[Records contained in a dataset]
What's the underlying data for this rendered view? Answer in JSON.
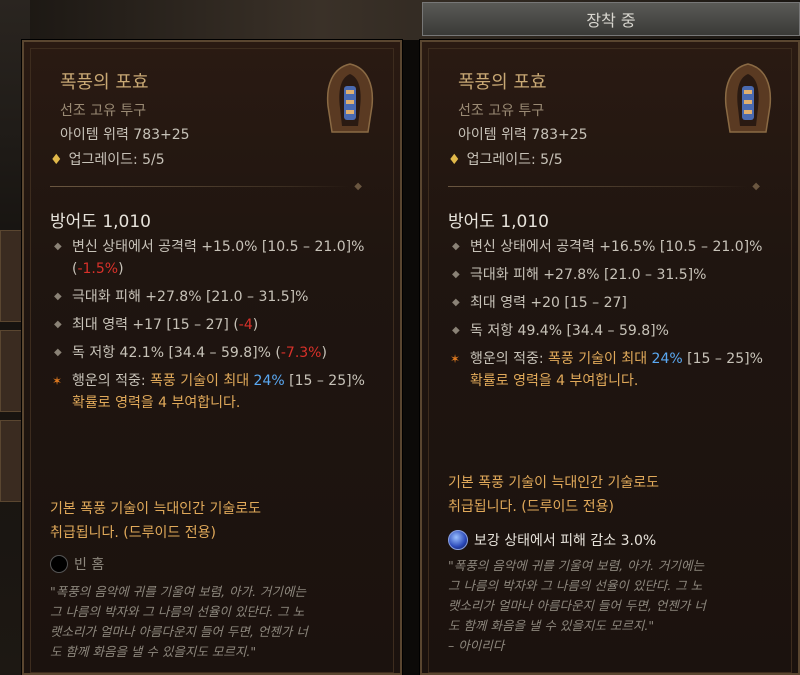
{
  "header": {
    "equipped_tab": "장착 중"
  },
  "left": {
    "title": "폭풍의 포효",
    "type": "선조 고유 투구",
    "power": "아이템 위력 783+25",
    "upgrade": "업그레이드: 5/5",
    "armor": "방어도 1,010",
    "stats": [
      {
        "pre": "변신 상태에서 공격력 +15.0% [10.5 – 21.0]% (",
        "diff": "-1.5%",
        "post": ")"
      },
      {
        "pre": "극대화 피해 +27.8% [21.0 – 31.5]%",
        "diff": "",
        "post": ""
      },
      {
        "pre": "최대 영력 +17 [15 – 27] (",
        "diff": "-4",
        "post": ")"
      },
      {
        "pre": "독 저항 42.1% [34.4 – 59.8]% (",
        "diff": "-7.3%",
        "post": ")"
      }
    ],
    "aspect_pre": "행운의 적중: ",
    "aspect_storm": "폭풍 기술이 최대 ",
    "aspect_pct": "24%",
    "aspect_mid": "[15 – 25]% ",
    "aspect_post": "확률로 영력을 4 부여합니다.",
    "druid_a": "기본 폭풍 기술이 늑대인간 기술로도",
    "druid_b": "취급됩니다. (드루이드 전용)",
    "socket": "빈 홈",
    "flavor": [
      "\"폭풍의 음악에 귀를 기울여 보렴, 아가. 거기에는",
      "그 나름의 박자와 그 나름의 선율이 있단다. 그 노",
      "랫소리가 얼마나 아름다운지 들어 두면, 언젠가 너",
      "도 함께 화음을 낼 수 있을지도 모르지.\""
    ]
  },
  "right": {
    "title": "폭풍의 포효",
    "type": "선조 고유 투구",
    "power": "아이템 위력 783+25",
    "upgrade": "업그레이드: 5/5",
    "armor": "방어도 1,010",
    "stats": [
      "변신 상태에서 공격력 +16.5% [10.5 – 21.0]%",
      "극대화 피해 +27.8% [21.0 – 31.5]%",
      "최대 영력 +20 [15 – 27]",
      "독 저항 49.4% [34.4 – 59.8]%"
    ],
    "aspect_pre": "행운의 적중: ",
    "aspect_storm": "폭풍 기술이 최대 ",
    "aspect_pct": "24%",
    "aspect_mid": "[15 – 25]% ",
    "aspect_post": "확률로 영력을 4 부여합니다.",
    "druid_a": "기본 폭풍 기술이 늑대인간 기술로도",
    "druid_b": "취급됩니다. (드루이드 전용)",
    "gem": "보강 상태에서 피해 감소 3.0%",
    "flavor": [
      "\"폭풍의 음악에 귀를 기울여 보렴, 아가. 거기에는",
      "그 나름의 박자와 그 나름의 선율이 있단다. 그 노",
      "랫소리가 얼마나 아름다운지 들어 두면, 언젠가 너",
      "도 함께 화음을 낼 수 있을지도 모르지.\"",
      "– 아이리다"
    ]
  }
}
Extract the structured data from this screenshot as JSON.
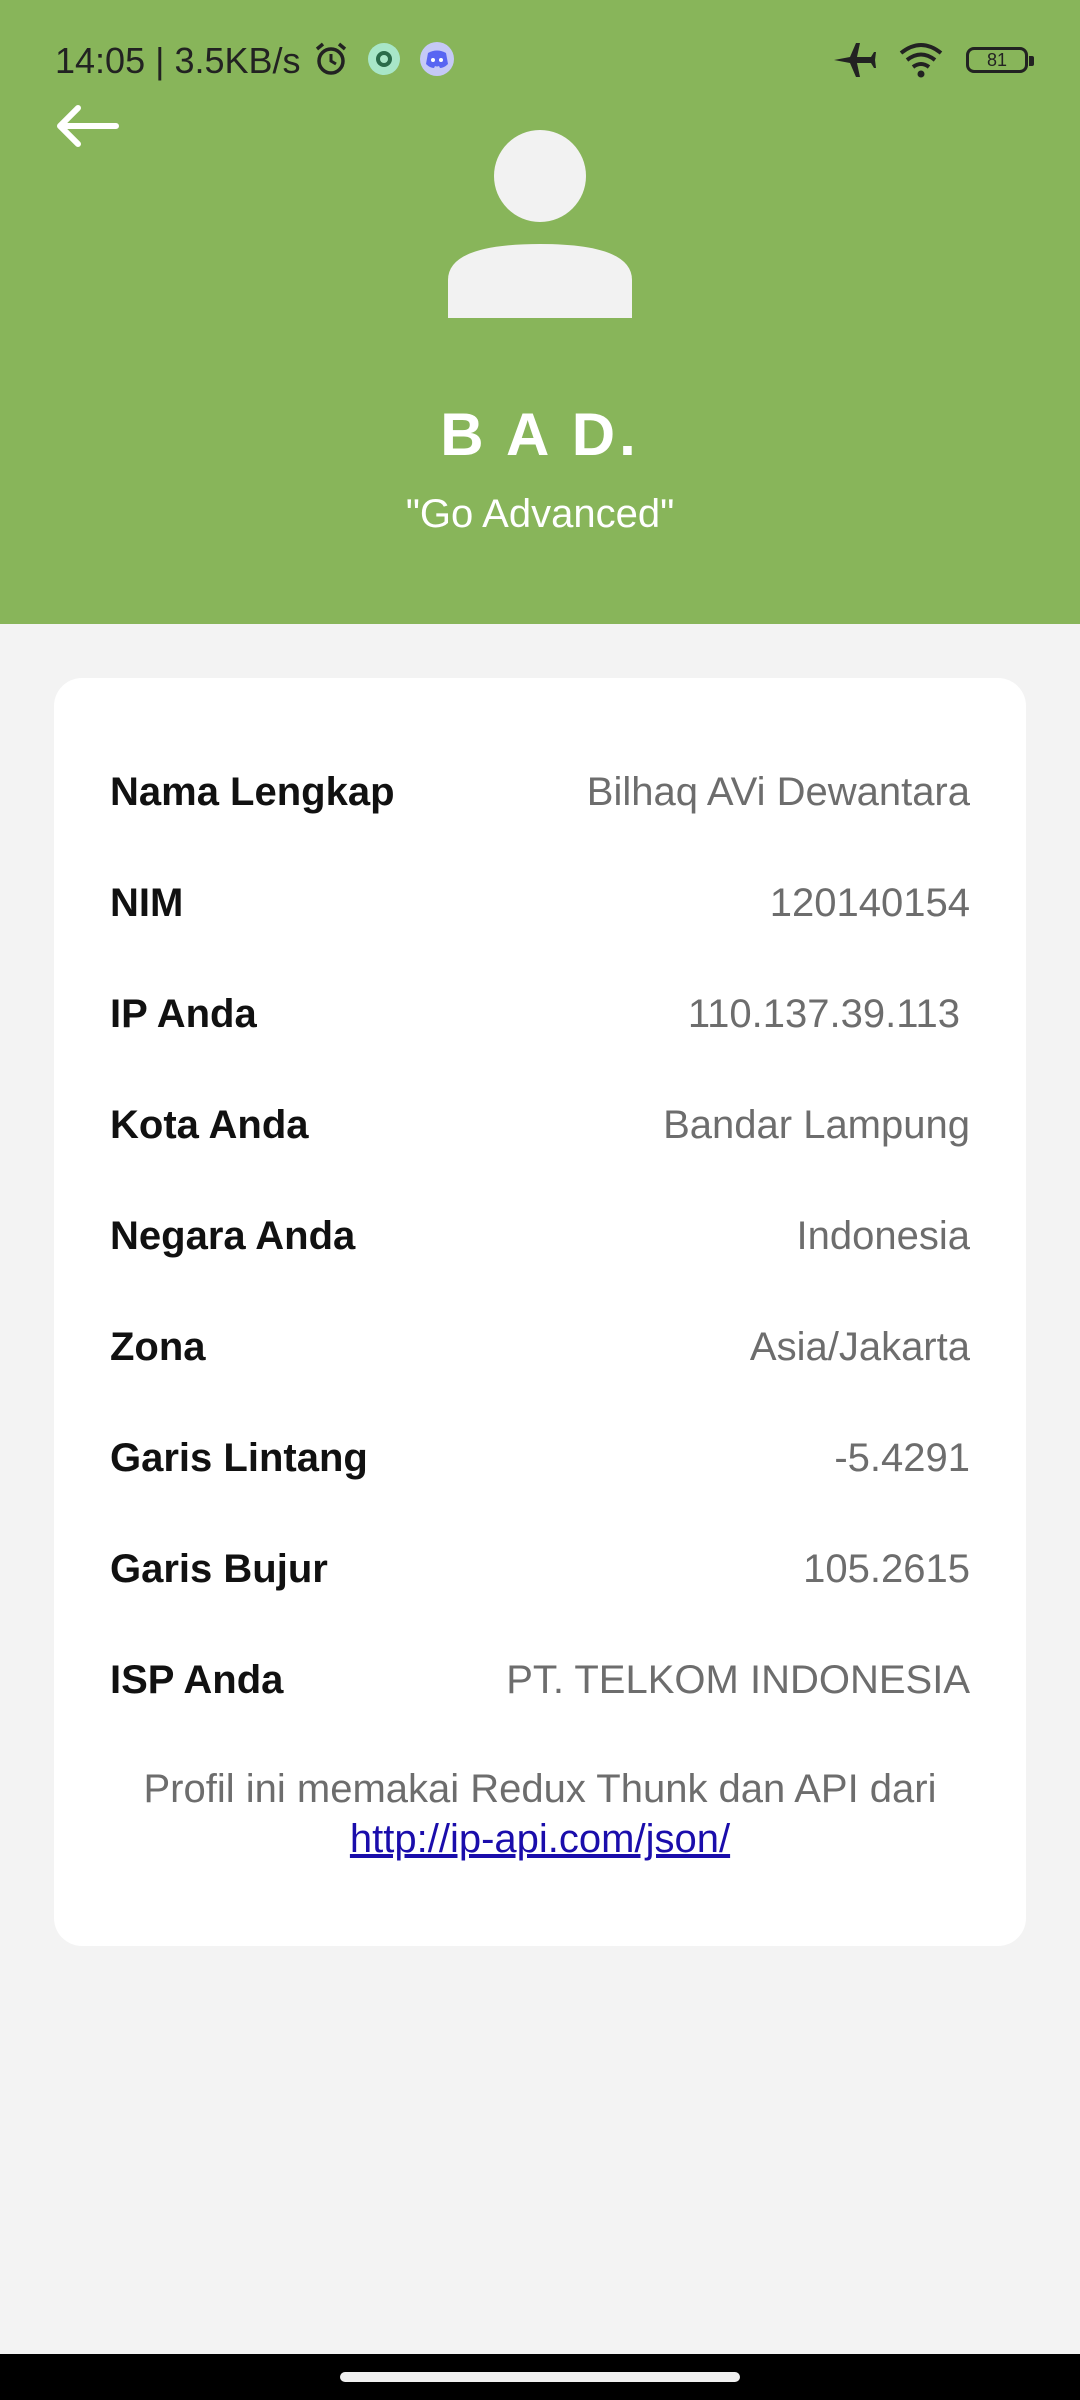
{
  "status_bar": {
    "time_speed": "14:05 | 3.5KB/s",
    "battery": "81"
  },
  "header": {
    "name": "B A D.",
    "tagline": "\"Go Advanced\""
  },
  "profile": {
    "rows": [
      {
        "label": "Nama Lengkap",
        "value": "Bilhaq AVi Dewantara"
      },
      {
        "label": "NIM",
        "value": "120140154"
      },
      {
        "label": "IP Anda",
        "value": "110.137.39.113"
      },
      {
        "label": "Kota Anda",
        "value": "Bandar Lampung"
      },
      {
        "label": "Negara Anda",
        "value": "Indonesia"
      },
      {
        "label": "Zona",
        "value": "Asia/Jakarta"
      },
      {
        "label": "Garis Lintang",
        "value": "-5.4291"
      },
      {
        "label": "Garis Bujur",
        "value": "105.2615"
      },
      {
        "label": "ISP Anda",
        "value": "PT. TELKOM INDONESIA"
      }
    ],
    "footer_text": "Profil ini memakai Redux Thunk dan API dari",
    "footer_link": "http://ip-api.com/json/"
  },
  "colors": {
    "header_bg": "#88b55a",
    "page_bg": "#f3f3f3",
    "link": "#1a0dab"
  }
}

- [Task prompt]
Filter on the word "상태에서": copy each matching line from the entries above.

- [Solution to the exercise]
        "pre": "변신 상태에서 공격력 +15.0% [10.5 – 21.0]% (",
      "변신 상태에서 공격력 +16.5% [10.5 – 21.0]%",
    "gem": "보강 상태에서 피해 감소 3.0%",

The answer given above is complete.